Property Division

St. Charles Illinois Property Division Lawyers

After thousands of cases, we know how to get what is rightfully yours.

When a couple divorces, property they have accumulated across years or decades of marriage must be divided. This process can be complicated and contentious for a number of reasons, including:

  • Both parties wanting to keep a particular asset, such as the family home
  • Disagreement about the value of assets
  • Disagreement about whether certain assets are marital property subject to division

Even when a couple is able to reach an agreement about how to divide their property, it typically requires the assistance of experienced property division attorneys. At Peskind Law Firm, we have extensive experience with all aspects of family law, including property division in divorce. Founding attorney Steven Peskind has authored five books about family law, and is one of just 100 Diplomates of the American College of Family Lawyers.

What is Marital Property?

The first step in dividing property in a divorce is to determine which property is marital property and which is separate property of one spouse or the other. Generally, property one partner owned before the marriage is considered separate property, while property acquired during the marriage is considered marital property. However, there are exceptions. For example:

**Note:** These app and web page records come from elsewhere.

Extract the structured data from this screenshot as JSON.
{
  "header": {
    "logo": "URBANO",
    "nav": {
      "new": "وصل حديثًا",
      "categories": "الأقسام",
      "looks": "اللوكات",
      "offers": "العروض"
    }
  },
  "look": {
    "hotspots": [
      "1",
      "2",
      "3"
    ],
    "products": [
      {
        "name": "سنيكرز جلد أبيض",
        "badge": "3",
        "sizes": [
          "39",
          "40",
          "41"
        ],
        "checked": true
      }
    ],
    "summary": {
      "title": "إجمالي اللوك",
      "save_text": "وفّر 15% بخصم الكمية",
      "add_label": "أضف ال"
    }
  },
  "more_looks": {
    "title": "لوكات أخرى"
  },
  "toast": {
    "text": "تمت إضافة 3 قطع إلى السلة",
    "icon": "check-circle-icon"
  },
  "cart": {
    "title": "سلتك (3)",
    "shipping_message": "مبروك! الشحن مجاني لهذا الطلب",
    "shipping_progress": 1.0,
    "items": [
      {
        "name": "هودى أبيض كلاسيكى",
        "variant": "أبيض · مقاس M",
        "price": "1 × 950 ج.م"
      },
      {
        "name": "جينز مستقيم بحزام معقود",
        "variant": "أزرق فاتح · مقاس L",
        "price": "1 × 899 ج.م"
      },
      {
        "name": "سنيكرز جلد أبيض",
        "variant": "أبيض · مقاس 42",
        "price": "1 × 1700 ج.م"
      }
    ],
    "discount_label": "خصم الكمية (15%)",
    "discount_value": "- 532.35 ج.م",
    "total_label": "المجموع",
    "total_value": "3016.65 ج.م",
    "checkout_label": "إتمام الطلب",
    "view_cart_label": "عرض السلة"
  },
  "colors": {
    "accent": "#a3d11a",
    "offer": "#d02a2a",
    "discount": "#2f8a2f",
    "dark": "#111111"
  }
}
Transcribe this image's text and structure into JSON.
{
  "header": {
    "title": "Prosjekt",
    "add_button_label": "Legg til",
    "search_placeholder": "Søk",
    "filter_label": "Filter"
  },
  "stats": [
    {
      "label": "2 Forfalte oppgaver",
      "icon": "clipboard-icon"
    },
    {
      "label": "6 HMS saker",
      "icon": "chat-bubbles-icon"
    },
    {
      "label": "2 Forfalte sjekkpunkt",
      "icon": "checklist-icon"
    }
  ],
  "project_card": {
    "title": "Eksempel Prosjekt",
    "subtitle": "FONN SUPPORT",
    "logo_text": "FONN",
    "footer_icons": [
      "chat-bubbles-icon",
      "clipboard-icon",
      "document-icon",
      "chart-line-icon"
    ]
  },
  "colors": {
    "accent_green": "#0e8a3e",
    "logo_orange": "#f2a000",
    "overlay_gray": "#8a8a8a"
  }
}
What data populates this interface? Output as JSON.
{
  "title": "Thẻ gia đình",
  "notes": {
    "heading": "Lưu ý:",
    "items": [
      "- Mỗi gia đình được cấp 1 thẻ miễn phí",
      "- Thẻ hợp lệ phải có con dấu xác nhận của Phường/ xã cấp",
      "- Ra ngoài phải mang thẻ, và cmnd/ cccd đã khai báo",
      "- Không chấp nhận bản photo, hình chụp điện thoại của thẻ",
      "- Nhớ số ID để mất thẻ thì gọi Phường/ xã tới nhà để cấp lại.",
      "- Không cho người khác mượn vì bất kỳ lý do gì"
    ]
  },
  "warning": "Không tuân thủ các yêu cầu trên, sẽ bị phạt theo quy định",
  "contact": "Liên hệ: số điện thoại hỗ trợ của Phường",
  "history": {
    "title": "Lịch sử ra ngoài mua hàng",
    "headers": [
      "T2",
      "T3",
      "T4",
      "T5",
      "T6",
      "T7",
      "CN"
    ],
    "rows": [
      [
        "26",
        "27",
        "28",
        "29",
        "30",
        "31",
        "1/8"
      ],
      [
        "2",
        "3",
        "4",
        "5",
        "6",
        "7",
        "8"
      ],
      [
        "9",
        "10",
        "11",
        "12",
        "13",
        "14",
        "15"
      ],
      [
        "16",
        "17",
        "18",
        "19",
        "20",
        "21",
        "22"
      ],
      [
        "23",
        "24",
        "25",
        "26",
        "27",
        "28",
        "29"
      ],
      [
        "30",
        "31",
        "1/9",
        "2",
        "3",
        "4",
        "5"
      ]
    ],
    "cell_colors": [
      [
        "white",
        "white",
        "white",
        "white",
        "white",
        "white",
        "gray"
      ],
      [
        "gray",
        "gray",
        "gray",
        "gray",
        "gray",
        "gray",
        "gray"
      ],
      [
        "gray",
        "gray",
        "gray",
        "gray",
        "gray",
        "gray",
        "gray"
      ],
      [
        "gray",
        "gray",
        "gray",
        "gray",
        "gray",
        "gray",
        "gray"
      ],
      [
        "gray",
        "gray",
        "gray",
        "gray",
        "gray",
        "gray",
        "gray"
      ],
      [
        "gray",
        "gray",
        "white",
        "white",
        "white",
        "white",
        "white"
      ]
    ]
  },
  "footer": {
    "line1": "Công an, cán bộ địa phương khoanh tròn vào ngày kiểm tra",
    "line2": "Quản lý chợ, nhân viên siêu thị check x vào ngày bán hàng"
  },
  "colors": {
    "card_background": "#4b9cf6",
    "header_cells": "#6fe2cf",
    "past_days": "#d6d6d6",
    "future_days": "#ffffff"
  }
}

  • Property received by one spouse as a gift or inheritance is considered separate property
  • Property acquired by sale or exchange of separate property is considered separate property
  • Income from separate property is also considered separate property
  • Property that would otherwise be considered marital property may be deemed separate property in a valid prenuptial agreement

After a long marriage, it’s common for property to become mingled, meaning that it may become marital property in whole or part marital property. If the property is commingled to the point that it loses its separate identity, it is treated as marital property. For example, if each spouse brought savings into the marriage, but they combined their savings into one account and continued to add to it and occasionally make withdrawals from it over the years, the entire account would generally be treated as marital property.

Sometimes, it’s more complicated. For example, one spouse may own a home with no mortgage at the time of the marriage. On that basis, the home is separate property. But, imagine that 10 years into the marriage, the couple renovates the home using marital funds, increasing the value of the property. After the renovation, the spouse who previously had no interest in the property may now be entitled to a share of the increased value. Determining what portion of commingled property is marital property for purposes of property division can be complicated and often requires the use of outside experts.

How is Marital Property Divided?

Illinois is an equitable division state. Often, that means a 50/50 split, but it doesn’t have to. The court can divide the marital assets in any way it finds to be fair based on considerations such as:

  • Each party’s contribution to the marital estate
  • Whether either party has dissipated assets
  • The value of the property assigned to each spouse
  • The length of the marriage
  • The economic circumstances of each party
  • Whether the spouse having primary physical custody of the children should be awarded the family home, or should have the right to reside in it for a set time
  • Any rights and obligations arising from a prior marriage
  • The terms of a valid prenuptial or postnuptial agreement
  • The age, health, occupation, and access to income of each party
  • The custodial arrangements
  • Whether the property division is in addition to spousal maintenance or in place of it
  • The reasonable opportunity for each to acquire future assets and income
  • The tax consequences of the property division

While these factors are set forth in the statute, the court is also to consider all factors it considers relevant in dividing property. However, the statute also states that the court shall not consider “marital misconduct” in determining how to divide property.

Property Division When One or Both Spouses Owns a Business

Property division and other financial aspects of a divorce case can be especially complicated when one spouse is self-employed, when one spouse owns a business with others, or when the spouses are in business together. It can be difficult to determine and prove a self-employed spouse’s income accurately.

If just one spouse owns the business, it may or may not be considered marital property.This depends not only on when the business was formed or purchased, but also on whether marital assets have been invested in the business during the marriage. Disposition of the business may be governed by a prenuptial agreement, or if the business-owning spouse has partners, the non-owner spouse may have been asked to sign a waiver. If the business is considered marital property, you will need to have the business appraised.

If the couple owns a business together, they will have to decide whether they want to enter into an agreement to continue running the business together, sell the business and divide the proceeds as marital assets, or for one spouse to continue running the business and the other to receive other property to compensate for the value of their share of the business. All of this requires a clear understanding of the value of the business and the latter option may depend on there being sufficient marital assets to balance the scales.

Our Attorneys Have Extensive Experience with Complex Property Division Cases

If you have significant marital assets, you expect a dispute over whether assets are separate or marital property, you or your spouse owns a business, or there are other complex issues in your divorce case, you’ll want a law firm that knows how to handle the tough issues and how to work with experts on valuation, share of commingled assets and other issues.

At Peskind Law Firm, we have that experience. We’re here to help you with every aspect of your divorce case, including complicated property division issues. To learn more about how we can help, call 630-444-0701 right now, or fill out our contact form.